Rabbi Talia Avnon-Benveniste, Director, Israel Rabbinical Program, HUC-JIR/Jerusalem
Rabbi Naamah Kelman, Dean, Taube Family Campus, HUC-JIR/Jerusalem
Just like spring’s budding has been present in the background as we stay at home, distant from the glories of the season, so too Israel’s national holidays. Our mini-cycle of Holocaust Remembrance Day, followed a week or so later with Memorial Day and Independence Day, is one of the most powerful ten days in the Israeli Jewish holiday cycle.
For decades, these ten days kept a distinctive state and civic character. Over time, and particularly in the liberal Jewish communities, or what is called here the Israeli Jewish Renaissance, these modern “Days of Awe” are searching for more spiritual and even religious meaning and custom.
Our Israeli Reform Movement has dedicated the Shabbat between Holocaust Remembrance Day and Memorial and Independence Days as Shabbat Tekuma, the Shabbat of our “re-establishment” our “getting up.” Our Reform Siddur added a special kiddush and special readings for tefillah, all of which are wonderful attempts to wed the ancient and the new. In lieu of Messianic meaning, we search for actual inspirational Hebrew poetry and prayer to build the society we hoped for all those years.
This Monday night, we gather to mourn and grieve as families, communities, and as a country. We offer our deepest sympathies to members of our extended HUC-JIR family, whose loved ones fell in battle and were victims of terror.
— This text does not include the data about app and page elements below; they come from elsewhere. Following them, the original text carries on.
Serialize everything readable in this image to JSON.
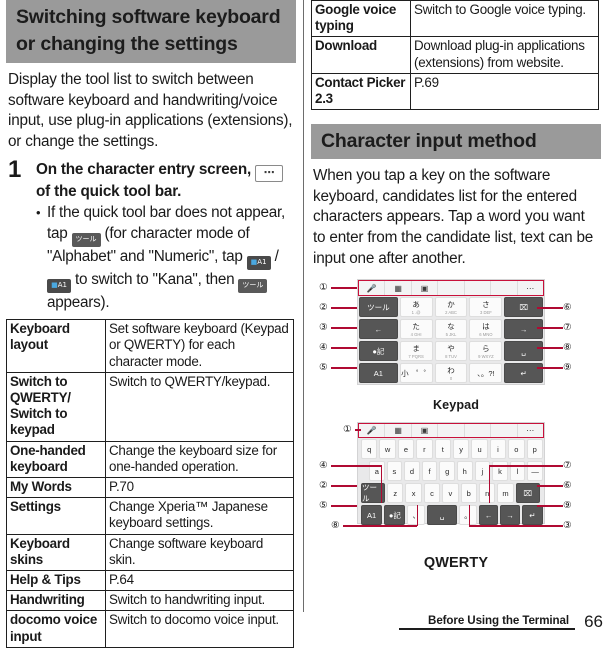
{
  "left_column": {
    "heading": "Switching software keyboard or changing the settings",
    "intro": "Display the tool list to switch between software keyboard and handwriting/voice input, use plug-in applications (extensions), or change the settings.",
    "step": {
      "number": "1",
      "title_a": "On the character entry screen,",
      "title_icon": "overflow-dots-icon",
      "title_b": "of the quick tool bar.",
      "bullet_a": "If the quick tool bar does not appear, tap",
      "chip_tool": "ツール",
      "bullet_b": "(for character mode of \"Alphabet\" and \"Numeric\", tap",
      "chip_kana1": "A1",
      "bullet_c": "/",
      "chip_kana2": "A1",
      "bullet_d": "to switch to \"Kana\", then",
      "chip_tool2": "ツール",
      "bullet_e": "appears)."
    },
    "table": [
      {
        "key": "Keyboard layout",
        "value": "Set software keyboard (Keypad or QWERTY) for each character mode."
      },
      {
        "key": "Switch to QWERTY/ Switch to keypad",
        "value": "Switch to QWERTY/keypad."
      },
      {
        "key": "One-handed keyboard",
        "value": "Change the keyboard size for one-handed operation."
      },
      {
        "key": "My Words",
        "value": "P.70"
      },
      {
        "key": "Settings",
        "value": "Change Xperia™ Japanese keyboard settings."
      },
      {
        "key": "Keyboard skins",
        "value": "Change software keyboard skin."
      },
      {
        "key": "Help & Tips",
        "value": "P.64"
      },
      {
        "key": "Handwriting",
        "value": "Switch to handwriting input."
      },
      {
        "key": "docomo voice input",
        "value": "Switch to docomo voice input."
      }
    ]
  },
  "right_column": {
    "table": [
      {
        "key": "Google voice typing",
        "value": "Switch to Google voice typing."
      },
      {
        "key": "Download",
        "value": "Download plug-in applications (extensions) from website."
      },
      {
        "key": "Contact Picker 2.3",
        "value": "P.69"
      }
    ],
    "heading": "Character input method",
    "intro": "When you tap a key on the software keyboard, candidates list for the entered characters appears. Tap a word you want to enter from the candidate list, text can be input one after another.",
    "keypad_figure": {
      "caption": "Keypad",
      "toolbar_keys": [
        "mic-icon",
        "panel-icon",
        "emoji-icon",
        "",
        "",
        "",
        "overflow-dots-icon"
      ],
      "rows": [
        [
          {
            "label": "ツール",
            "sub": "",
            "dark": true
          },
          {
            "label": "あ",
            "sub": "1    .@",
            "dark": false
          },
          {
            "label": "か",
            "sub": "2  ABC",
            "dark": false
          },
          {
            "label": "さ",
            "sub": "3  DEF",
            "dark": false
          },
          {
            "label": "⌧",
            "sub": "",
            "dark": true
          }
        ],
        [
          {
            "label": "←",
            "sub": "",
            "dark": true
          },
          {
            "label": "た",
            "sub": "4   GHI",
            "dark": false
          },
          {
            "label": "な",
            "sub": "5   JKL",
            "dark": false
          },
          {
            "label": "は",
            "sub": "6  MNO",
            "dark": false
          },
          {
            "label": "→",
            "sub": "",
            "dark": true
          }
        ],
        [
          {
            "label": "●記",
            "sub": "",
            "dark": true
          },
          {
            "label": "ま",
            "sub": "7 PQRS",
            "dark": false
          },
          {
            "label": "や",
            "sub": "8   TUV",
            "dark": false
          },
          {
            "label": "ら",
            "sub": "9 WXYZ",
            "dark": false
          },
          {
            "label": "␣",
            "sub": "",
            "dark": true
          }
        ],
        [
          {
            "label": "A1",
            "sub": "",
            "dark": true
          },
          {
            "label": "小　゜゜",
            "sub": "",
            "dark": false
          },
          {
            "label": "わ",
            "sub": "0",
            "dark": false
          },
          {
            "label": "、。?!",
            "sub": "",
            "dark": false
          },
          {
            "label": "↵",
            "sub": "",
            "dark": true
          }
        ]
      ],
      "callouts_left": [
        "①",
        "②",
        "③",
        "④",
        "⑤"
      ],
      "callouts_right": [
        "⑥",
        "⑦",
        "⑧",
        "⑨"
      ]
    },
    "qwerty_figure": {
      "caption": "QWERTY",
      "toolbar_keys": [
        "mic-icon",
        "panel-icon",
        "emoji-icon",
        "",
        "",
        "",
        "overflow-dots-icon"
      ],
      "row1": [
        "q",
        "w",
        "e",
        "r",
        "t",
        "y",
        "u",
        "i",
        "o",
        "p"
      ],
      "row2": [
        "a",
        "s",
        "d",
        "f",
        "g",
        "h",
        "j",
        "k",
        "l",
        "—"
      ],
      "row3_lead": "ツール",
      "row3": [
        "z",
        "x",
        "c",
        "v",
        "b",
        "n",
        "m"
      ],
      "row3_tail": "⌧",
      "row4": [
        "A1",
        "●記",
        "、",
        "␣",
        "。",
        "←",
        "→",
        "↵"
      ],
      "callouts_left": [
        "①",
        "④",
        "②",
        "⑤",
        "⑧"
      ],
      "callouts_right": [
        "⑦",
        "⑥",
        "⑨",
        "③"
      ]
    }
  },
  "footer": {
    "label": "Before Using the Terminal",
    "page": "66"
  },
  "colors": {
    "heading_band": "#9a9a9a",
    "callout_line": "#b00a32",
    "toolbar_border": "#c8103a",
    "key_dark": "#565656",
    "text": "#1a1a1a"
  }
}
We remember each one, each life a blessing.
Decades ago, the veteran Congregation Mevakshai Derech created a ceremony for moving from Memorial Day to Independence Day. Some fifteen years ago, that idea was transformed into a Havdallah Service, in which we transition from mourning to celebration – or out of our terrible loss we recognize the gains.
First created by our Israeli rabbinical graduate Esteban Gottfried with his partners at Kehillah “Beit Tefillah Israeli,” this old/new ceremony has inspired many Israeli congregations and congregations worldwide to adopt this Havdallah service. It even includes the chanting of Israel’s Declaration of Independence in Haftarah cantillation! This Tuesday night, you can watch it on their livestream, or follow our Israeli Movement for Progressive Judaism’s livestream version as well.
Last week, the lone emcee stood on the hilltop at Yad Vashem, the site of our National Holocaust Museum and Education Center, to lead a multi-screen ceremony. This week, most Israelis will watch the official yearly televised ceremony on Mt. Herzl, when the country also transitions from loss to triumph, symbolized in dance, inspirational speeches, flag waving, and more.
A special highlight is when 12 people, like the 12 tribes, will light the 12 torches representing the great stories of our country. We already know they will include musician Idan Reicher along with an Arab Israeli nurse fighting COVID-19, and many more who will symbolize our worldwide connections.
Yes, it is sentimental, and we allow ourselves to forget, for a moment, that there is so much to fix here in Israel. Every year, just on Yom Ha’azmaut, we celebrate with a full heart, gaining the strength to keep building and fixing. There is an alternative ceremony to Har Herzl that, year after year, recognizes those fighting for peace, social justice, and just solutions for the conflict, and more equity. Some of our HUC students will be there as well, keeping their distance from each other, but making their voices heard too.